**WHAT IS REQUIRED:** Tally the lines below containing the word "service" and give that total alone.

**DATA UNDER STUDY:**
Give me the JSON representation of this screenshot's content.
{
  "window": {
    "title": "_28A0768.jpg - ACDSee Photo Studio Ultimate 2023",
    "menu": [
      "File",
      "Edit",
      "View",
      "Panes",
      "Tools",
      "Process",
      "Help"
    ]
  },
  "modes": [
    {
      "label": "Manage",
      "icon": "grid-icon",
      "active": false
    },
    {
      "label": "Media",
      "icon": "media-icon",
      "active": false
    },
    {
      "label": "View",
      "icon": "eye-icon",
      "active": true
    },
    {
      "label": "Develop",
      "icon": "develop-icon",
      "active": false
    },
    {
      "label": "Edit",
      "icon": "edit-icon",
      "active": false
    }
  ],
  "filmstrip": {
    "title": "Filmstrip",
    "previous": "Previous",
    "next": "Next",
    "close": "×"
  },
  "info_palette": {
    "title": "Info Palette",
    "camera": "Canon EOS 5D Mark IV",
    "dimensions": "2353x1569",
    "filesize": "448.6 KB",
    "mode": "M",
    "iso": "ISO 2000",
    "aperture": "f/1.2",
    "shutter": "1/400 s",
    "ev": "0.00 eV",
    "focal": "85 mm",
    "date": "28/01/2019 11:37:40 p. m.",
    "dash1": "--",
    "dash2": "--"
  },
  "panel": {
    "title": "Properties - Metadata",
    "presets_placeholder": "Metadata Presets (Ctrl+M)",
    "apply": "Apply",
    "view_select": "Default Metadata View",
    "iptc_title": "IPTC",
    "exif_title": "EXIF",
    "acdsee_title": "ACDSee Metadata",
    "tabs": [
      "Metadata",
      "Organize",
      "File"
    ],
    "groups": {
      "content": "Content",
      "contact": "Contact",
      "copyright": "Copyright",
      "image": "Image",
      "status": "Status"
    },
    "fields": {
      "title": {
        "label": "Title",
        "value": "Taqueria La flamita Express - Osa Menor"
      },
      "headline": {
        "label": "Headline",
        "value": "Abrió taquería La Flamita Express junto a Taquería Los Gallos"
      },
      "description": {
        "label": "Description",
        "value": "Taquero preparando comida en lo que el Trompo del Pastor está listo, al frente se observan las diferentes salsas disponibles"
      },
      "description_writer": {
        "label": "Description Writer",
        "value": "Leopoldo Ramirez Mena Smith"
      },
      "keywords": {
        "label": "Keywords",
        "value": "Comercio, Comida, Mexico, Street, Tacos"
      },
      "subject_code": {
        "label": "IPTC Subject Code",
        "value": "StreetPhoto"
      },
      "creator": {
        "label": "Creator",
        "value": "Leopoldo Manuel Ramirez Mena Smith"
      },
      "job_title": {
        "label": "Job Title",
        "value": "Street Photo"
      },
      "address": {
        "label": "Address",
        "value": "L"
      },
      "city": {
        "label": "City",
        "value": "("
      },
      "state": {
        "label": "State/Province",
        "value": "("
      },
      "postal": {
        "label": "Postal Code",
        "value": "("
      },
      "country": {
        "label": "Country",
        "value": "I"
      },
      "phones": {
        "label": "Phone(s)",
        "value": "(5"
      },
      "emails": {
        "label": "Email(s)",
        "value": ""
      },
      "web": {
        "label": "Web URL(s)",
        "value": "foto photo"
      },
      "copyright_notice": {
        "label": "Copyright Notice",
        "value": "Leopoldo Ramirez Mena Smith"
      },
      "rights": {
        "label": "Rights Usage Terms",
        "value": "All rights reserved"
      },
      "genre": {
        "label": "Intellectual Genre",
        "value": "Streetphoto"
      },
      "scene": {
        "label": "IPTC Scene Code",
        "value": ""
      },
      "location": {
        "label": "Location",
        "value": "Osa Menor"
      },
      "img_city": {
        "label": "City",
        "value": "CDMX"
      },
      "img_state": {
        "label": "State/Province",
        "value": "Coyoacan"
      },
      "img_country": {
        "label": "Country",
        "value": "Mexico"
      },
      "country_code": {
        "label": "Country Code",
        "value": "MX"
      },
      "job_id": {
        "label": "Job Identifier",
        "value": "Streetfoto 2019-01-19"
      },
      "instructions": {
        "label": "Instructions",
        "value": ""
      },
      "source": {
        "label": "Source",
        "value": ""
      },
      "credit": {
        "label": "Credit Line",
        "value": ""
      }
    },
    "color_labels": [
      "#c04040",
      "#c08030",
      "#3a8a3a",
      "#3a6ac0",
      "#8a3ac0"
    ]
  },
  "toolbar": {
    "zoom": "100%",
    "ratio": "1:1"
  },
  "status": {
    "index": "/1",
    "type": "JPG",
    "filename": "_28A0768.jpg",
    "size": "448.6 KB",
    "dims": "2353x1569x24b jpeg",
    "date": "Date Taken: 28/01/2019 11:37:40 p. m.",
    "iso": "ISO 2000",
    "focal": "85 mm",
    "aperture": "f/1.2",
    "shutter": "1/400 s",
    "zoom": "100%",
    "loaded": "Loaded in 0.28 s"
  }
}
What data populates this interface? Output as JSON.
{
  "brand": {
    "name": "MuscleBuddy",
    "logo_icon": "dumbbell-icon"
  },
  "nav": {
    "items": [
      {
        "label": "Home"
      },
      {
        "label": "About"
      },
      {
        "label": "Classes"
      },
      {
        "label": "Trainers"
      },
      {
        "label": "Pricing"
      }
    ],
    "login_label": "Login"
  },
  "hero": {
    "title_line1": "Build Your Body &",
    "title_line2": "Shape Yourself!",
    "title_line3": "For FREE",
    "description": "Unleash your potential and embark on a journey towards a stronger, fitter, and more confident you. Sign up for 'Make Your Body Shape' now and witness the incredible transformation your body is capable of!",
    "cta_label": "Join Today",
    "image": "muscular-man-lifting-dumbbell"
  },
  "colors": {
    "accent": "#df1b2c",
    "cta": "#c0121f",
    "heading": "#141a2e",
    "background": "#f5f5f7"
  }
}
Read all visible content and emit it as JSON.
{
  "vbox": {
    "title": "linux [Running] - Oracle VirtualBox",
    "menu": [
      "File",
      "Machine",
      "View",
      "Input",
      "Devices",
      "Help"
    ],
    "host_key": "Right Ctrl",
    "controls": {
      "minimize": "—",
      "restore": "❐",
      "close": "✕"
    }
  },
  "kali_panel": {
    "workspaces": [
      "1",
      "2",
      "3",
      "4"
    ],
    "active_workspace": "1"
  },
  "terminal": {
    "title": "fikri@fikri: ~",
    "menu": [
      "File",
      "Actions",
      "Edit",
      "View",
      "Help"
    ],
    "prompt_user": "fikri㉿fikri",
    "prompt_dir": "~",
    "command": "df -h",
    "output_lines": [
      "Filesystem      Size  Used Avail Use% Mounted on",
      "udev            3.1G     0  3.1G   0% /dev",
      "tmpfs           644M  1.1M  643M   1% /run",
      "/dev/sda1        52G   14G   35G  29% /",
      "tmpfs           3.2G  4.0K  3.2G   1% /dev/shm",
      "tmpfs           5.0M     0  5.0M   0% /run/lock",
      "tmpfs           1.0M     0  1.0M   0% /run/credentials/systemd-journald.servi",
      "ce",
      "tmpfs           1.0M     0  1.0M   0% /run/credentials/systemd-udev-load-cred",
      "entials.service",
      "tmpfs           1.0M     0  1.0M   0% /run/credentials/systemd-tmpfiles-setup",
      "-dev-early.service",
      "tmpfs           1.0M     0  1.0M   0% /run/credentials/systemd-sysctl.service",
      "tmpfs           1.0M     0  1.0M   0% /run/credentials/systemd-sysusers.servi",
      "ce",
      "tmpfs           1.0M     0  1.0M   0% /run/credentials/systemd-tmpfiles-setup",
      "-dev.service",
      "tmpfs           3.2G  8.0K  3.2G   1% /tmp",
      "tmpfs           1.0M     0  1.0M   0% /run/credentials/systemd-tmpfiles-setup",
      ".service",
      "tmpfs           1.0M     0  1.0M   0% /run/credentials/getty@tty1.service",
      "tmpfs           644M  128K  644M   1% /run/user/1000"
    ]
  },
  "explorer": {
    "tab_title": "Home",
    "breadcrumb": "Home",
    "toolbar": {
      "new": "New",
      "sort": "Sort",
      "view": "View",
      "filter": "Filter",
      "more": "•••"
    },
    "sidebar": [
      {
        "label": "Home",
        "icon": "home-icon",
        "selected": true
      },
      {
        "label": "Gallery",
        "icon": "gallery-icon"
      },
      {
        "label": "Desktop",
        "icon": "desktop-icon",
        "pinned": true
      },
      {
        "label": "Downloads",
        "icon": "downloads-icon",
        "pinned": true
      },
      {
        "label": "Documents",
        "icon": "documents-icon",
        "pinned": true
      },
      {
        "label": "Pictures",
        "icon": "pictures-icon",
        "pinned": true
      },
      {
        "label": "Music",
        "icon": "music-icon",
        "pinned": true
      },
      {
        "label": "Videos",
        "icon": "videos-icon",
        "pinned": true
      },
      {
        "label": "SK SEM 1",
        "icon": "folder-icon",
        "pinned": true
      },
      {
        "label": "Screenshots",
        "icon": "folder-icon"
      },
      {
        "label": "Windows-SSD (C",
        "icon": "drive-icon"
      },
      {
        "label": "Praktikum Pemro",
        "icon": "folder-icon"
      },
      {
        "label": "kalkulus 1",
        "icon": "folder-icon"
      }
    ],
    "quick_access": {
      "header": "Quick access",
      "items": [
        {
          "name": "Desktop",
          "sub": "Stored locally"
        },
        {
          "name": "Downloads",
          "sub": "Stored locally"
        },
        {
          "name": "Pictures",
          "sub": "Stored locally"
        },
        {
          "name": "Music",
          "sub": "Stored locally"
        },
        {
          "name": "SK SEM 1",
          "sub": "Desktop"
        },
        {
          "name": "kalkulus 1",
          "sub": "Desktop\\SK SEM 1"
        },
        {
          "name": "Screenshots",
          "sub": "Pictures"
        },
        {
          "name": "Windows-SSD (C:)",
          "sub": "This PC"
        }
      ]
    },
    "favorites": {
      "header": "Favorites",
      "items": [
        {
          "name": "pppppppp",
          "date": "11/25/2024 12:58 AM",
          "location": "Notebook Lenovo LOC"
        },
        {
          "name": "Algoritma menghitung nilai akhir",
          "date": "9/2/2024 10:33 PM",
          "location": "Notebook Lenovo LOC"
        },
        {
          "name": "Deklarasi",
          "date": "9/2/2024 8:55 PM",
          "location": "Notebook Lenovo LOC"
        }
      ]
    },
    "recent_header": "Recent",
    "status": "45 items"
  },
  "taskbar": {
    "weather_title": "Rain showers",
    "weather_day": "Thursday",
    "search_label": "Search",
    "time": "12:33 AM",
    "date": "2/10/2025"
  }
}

**REPLY TO THE EXERCISE:** 6